Rasmus Paludan, 41, has a permit to burn the book in front of the building on Saturday 21 January, to coincide with two related demonstrations planned in protest of Turkey.
Danish-Swedish Paludan said he wants to ‘mark some freedom of speech’ after the hanging of an effigy of Turkish President Tayyip Erdogan near the Stockholm city hall provoked a strong response in Turkey. Sweden also condemned the stunt.
The decision to allow the burning of the Koran comes amid strained relations between Sweden and Turkey, following the latter’s decision to push back on Swedish ascension to NATO.
Sweden and Finland have sought NATO membership since the Russian invasion of Ukraine, but their bids must be approved by all 30 NATO member states.
The two Nordic countries still rely on votes from Turkey and Hungary, which Hungarian Prime Minister Viktor Orbán has promised to deliver in 2023.
But Turkish officials said the effigy hanging by pro-Kurdish activists last week was contrary to an agreement made previously under which Sweden and Finland would crack down on Kurdish militants as both seek Turkish approval for NATO membership.
Sweden is home to a large number of Kurds, many of whom fled Turkish persecution in the late 1980s and subsequent crises in the Middle East.
Turkish foreign minister Melvut Cavusoglu said that Swedish inaction over the effigy was ‘absurd’ and that Sweden should not try to fool Turkey by calling the act ‘freedom of speech’.
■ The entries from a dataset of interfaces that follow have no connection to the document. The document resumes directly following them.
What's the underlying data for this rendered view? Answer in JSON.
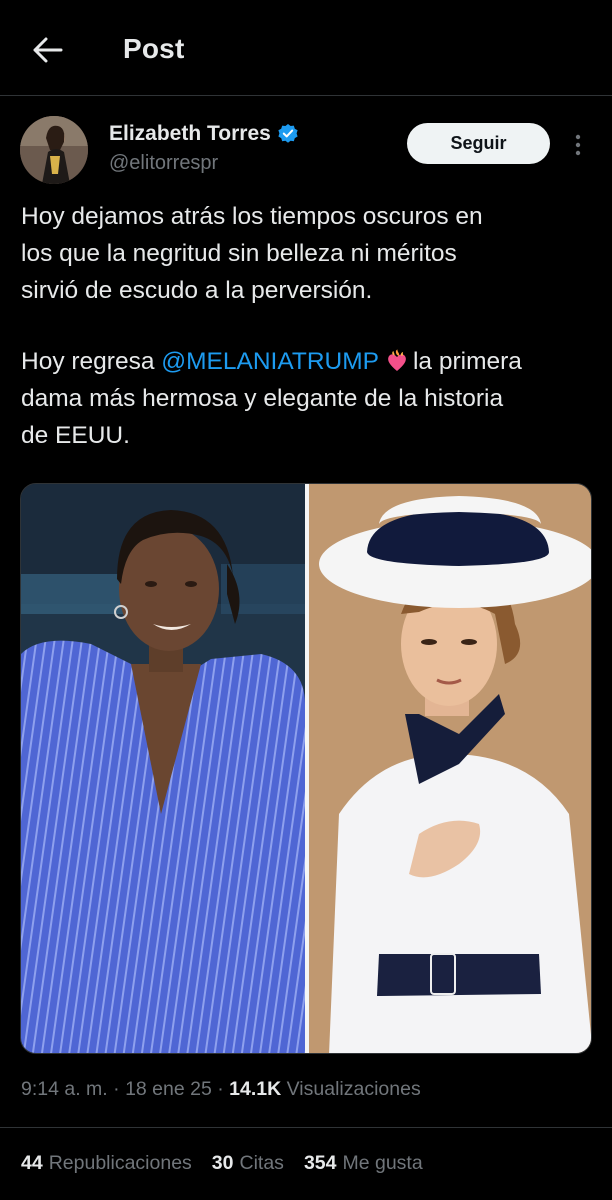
{
  "header": {
    "title": "Post",
    "back_icon": "arrow-left-icon"
  },
  "author": {
    "display_name": "Elizabeth Torres",
    "handle": "@elitorrespr",
    "verified_icon": "verified-badge-icon",
    "verified_color": "#1d9bf0",
    "follow_label": "Seguir",
    "more_icon": "more-vertical-icon"
  },
  "tweet": {
    "lines_p1": [
      "Hoy dejamos atrás los tiempos oscuros en",
      "los que la negritud sin belleza ni méritos",
      "sirvió de escudo a la perversión."
    ],
    "p2_prefix": "Hoy regresa ",
    "mention": "@MELANIATRUMP",
    "emoji": "heart-on-fire-icon",
    "p2_line1_suffix": "la primera",
    "p2_lines_rest": [
      "dama más hermosa y elegante de la historia",
      "de EEUU."
    ]
  },
  "meta": {
    "time": "9:14 a. m.",
    "separator": "·",
    "date": "18 ene 25",
    "views_count": "14.1K",
    "views_label": "Visualizaciones"
  },
  "stats": [
    {
      "count": "44",
      "label": "Republicaciones"
    },
    {
      "count": "30",
      "label": "Citas"
    },
    {
      "count": "354",
      "label": "Me gusta"
    }
  ],
  "colors": {
    "background": "#000000",
    "text": "#e7e9ea",
    "muted": "#71767b",
    "accent": "#1d9bf0",
    "divider": "#2f3336"
  }
}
In recent days, the country has increased the pressure on Sweden, demanding 130 so-called ‘terrorists’ be extradited to Turkey before the Turkish parliament will approve NATO bids.